“There is a custom of referring to the day after Yom Kippur as “the Name of God”. This is because the true greatness of God is revealed after Yom Kippur. On Yom Kippur, God is reconciled with Israel [the Jewish people] and forgives them for all their sins. As a simple consequence, all harsh decrees and punishments are lifted – and it is through this that God’s greatness is revealed.”
—Advice (Likutey Eitzos), Rebbe Nachman of Breslov
Yesterday, as we fasted and davened, a feeling of awe and purity washed over us. We connected with the mind-blowing reality that through the power instilled by Hashem in the day of Yom Kippur, we were able to atone for our transgressions and fix the seemingly unfixable. What an incredible payoff for a bit of effort and emunas teshuvah, faith in the power of repentance.
Today all painful decrees are lifted and we can get on with the business of preparing for Sukkos, Yesterday we felt we reached a higher level of closeness to Hashem, and today we feel a bit more secure in our relationship with Him. We’re ready to accept His embrace.
The Arizal tells us the Sukka is a hug—encircling arms and body on three sides, with a place for us to enter on the fourth. Now we’re readying ourselves to run into the arms of the Shechina.
Rav Shimshon Dovid Pincus explains that although the in-between days after Yom Kippur until Sukkos have no fasting or confession, they are a very powerful time. He says that as we prepare for the joyful holiday of Sukkos now is a special time in which we are more easily able to embrace the influence of all the teshuvah we did on Yom Kippur “so it will last all year.”*
On Rosh Hashana, we made resolutions to improve. On Yom Kippur, we atoned for the past and were granted a clean slate. Today we’re ready to make and keep those improvements. The time is ripe.
But what if you feel you’ve already failed to live up to the promise?
Judaism Is Not a Diet
Have you ever been on a diet and in one day, ditched it? Maybe you were rushed so you ate breakfast out and ended up having pancakes, an omelette and hashbrowns.
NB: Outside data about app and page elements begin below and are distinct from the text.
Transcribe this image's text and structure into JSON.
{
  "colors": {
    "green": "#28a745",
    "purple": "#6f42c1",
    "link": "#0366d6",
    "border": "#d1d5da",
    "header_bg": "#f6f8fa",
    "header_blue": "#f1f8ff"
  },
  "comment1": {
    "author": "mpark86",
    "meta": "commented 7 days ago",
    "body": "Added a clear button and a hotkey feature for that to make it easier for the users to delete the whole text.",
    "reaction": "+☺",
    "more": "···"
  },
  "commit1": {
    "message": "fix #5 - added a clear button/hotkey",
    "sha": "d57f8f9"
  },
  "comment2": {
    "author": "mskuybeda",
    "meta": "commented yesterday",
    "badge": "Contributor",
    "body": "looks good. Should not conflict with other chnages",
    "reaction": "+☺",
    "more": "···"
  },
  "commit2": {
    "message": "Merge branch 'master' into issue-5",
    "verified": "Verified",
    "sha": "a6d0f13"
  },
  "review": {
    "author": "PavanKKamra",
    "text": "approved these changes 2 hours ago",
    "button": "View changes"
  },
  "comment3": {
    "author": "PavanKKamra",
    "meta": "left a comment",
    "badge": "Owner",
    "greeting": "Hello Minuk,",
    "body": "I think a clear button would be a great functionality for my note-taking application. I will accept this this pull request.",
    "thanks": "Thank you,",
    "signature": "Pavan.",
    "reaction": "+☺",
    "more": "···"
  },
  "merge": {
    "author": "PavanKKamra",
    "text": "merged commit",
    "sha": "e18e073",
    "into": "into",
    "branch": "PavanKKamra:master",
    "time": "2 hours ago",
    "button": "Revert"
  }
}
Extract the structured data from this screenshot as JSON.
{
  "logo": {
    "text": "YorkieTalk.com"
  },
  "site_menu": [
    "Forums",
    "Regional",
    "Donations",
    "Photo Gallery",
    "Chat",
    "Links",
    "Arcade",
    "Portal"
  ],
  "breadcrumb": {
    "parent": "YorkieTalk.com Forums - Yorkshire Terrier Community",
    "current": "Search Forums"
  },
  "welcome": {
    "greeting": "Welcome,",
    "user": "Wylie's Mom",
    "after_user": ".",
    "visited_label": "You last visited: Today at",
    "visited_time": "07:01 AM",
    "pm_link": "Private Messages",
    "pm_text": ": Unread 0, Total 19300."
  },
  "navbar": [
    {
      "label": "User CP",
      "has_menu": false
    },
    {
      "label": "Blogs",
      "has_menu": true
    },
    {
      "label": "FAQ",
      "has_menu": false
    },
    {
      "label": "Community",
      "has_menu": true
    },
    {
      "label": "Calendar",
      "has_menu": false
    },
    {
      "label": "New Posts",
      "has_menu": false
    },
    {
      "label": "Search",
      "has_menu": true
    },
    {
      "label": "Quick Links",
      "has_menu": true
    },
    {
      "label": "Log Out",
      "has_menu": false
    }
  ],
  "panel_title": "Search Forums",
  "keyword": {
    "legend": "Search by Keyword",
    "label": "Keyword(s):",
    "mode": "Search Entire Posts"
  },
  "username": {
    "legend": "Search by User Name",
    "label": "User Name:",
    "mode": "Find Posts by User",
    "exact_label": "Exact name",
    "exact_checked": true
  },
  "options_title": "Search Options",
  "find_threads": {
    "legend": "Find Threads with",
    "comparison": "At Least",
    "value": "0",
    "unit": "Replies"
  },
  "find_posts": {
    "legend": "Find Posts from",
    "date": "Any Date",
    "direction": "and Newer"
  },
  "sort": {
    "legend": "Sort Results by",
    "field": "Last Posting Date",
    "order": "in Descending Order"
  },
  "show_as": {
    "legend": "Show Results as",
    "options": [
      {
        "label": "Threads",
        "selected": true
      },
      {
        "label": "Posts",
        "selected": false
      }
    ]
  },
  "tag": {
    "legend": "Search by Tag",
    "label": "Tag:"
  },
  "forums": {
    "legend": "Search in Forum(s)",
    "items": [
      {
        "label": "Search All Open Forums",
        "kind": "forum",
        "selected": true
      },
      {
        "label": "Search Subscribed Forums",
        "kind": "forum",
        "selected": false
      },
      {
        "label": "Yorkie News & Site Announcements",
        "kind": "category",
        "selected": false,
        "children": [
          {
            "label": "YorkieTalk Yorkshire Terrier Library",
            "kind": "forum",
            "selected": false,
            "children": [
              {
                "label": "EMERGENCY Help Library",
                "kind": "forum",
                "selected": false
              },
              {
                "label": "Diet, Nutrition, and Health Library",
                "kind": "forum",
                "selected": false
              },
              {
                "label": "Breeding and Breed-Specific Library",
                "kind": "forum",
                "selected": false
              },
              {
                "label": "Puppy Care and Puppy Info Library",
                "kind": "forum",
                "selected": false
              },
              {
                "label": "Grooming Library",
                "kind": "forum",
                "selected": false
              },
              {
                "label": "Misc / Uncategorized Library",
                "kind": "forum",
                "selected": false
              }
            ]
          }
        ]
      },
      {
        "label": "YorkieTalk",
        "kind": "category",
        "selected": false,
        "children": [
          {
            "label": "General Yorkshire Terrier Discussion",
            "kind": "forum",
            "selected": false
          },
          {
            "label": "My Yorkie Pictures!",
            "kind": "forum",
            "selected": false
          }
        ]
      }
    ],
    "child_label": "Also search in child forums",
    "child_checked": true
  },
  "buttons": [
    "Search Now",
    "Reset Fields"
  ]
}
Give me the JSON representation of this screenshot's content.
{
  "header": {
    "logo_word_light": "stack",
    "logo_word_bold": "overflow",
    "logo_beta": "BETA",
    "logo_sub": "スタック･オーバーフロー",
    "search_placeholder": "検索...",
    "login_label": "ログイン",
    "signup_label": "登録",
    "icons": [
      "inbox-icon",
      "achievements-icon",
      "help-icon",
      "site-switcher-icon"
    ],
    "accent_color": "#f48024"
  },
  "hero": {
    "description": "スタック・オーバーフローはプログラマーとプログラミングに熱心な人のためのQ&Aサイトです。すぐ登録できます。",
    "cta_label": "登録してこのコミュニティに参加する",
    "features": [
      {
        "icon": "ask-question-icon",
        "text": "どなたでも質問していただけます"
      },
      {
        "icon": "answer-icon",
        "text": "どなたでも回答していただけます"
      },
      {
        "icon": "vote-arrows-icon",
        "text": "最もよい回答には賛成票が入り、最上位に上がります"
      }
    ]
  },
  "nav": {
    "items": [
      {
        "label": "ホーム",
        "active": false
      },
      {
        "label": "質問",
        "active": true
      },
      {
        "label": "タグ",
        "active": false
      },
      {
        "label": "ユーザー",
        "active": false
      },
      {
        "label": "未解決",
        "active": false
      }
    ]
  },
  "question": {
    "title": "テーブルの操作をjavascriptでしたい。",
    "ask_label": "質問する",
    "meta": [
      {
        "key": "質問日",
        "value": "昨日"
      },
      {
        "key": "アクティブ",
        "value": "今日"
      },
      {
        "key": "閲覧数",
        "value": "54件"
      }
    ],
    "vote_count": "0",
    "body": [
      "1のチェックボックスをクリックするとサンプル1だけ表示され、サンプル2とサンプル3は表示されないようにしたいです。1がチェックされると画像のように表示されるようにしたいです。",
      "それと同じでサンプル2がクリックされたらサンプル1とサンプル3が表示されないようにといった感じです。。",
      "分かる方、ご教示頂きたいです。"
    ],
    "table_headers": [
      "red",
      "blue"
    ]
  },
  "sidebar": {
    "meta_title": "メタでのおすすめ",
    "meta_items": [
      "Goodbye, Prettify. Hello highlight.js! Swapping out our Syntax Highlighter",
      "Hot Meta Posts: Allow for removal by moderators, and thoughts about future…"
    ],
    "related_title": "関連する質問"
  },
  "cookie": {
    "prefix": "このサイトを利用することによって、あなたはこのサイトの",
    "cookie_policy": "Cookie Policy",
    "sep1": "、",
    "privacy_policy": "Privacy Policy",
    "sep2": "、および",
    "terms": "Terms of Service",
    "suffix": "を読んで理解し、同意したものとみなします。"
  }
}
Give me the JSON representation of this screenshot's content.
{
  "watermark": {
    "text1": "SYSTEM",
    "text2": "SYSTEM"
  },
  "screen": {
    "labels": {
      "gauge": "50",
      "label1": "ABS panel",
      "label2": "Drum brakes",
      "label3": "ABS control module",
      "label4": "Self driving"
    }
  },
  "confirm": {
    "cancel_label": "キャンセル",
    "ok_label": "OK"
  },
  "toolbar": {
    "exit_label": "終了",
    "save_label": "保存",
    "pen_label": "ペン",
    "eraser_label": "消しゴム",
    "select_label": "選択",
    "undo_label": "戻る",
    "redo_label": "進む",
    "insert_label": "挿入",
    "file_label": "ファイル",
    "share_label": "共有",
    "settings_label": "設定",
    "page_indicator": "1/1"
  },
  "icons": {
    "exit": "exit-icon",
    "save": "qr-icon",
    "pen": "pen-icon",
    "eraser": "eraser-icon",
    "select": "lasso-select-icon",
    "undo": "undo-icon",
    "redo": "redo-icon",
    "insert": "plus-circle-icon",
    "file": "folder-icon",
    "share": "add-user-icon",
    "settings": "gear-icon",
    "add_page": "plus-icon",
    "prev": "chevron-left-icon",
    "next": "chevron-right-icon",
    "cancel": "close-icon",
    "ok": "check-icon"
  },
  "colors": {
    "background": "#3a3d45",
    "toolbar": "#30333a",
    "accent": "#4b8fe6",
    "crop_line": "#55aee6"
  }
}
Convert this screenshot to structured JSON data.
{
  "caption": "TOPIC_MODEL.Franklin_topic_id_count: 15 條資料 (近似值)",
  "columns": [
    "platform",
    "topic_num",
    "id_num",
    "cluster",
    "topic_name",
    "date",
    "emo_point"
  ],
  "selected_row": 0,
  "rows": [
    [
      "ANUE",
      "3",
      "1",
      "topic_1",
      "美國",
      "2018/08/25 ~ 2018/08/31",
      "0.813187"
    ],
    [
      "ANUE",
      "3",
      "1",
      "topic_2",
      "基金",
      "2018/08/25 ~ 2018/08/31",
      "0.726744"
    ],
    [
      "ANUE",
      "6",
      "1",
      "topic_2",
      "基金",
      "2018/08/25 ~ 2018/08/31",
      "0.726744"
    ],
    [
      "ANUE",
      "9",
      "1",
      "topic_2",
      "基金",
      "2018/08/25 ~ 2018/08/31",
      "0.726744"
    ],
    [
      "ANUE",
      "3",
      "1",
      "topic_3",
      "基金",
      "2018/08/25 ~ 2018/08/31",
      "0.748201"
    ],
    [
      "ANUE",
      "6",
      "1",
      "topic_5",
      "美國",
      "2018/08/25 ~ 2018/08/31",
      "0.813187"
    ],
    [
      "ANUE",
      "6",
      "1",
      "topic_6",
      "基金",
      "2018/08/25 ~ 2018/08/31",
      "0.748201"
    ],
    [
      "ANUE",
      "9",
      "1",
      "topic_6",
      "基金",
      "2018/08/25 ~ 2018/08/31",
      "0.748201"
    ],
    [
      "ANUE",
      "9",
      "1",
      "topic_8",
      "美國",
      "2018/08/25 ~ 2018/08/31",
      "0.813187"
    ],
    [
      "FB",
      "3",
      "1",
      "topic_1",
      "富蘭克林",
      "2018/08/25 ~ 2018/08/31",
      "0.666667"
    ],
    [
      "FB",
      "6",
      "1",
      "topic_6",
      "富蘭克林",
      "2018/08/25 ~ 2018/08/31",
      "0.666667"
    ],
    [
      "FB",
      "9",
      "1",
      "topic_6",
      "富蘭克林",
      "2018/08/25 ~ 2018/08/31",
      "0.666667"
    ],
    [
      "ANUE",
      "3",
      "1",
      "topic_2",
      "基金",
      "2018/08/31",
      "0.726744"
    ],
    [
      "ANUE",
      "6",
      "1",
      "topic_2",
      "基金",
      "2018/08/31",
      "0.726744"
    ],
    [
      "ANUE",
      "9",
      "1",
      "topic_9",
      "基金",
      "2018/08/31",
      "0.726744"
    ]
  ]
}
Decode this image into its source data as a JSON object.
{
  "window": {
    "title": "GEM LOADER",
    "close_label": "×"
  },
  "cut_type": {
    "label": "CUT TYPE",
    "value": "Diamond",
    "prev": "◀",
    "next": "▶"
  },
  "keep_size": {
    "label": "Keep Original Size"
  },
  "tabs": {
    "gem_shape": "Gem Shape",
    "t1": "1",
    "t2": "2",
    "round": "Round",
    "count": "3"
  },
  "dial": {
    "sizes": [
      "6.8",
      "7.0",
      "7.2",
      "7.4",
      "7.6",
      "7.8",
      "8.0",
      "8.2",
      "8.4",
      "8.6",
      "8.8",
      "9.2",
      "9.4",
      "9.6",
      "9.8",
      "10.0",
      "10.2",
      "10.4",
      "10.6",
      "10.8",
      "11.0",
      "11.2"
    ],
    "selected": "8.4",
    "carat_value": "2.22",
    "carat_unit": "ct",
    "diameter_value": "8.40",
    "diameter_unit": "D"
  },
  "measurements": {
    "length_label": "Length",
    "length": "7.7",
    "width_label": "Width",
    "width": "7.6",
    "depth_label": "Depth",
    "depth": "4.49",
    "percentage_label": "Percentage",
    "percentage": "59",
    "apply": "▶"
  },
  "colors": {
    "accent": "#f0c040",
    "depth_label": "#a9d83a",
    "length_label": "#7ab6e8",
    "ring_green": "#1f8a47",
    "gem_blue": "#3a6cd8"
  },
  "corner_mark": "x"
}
Then, since you already ate your day’s quota of (greasy) calories, you decided there was no longer any reason not to have a three-thousand calorie lunch—hello, burritos.
Did you feel like there was no point on going back on your diet, since you blew it anyway? While it may be impossible to undo thousands of extra calories and sugar, no matter how spartanly you eat and exercise the next day, Judaism is NOT a diet.
If you’re like many of us, perhaps after Yom Kippur you slipped up. You already slid back into old patterns—maybe even right after Neilah. A bit of gossip, a touch of irritability or sadness, a dab of doubt, and so on.
But Rebbe Nachman of Breslov tells us: Don’t worry—there is no such thing as despair.
Why? Because we can always start again. (And we can count on Hashem’s love.) The Rebbe tells us that he himself started over many times each day.
The power of the beginning anew never wanes, you can reach for it again and again. Take it a day (or an hour, or a minute) at a time. Remember all the love, hope, and faith you felt at the end of Yom Kippur and make for yourself a new beginning. Then, run don’t walk into the embrace of Sukkos.
Have a Wonderful Yom Tov.
Jerusalem sukka roofs, photo by Yoninah, Wikipedia Commons
*Moadei Hashanah, The Ten Days of Repentance and Yom Kippur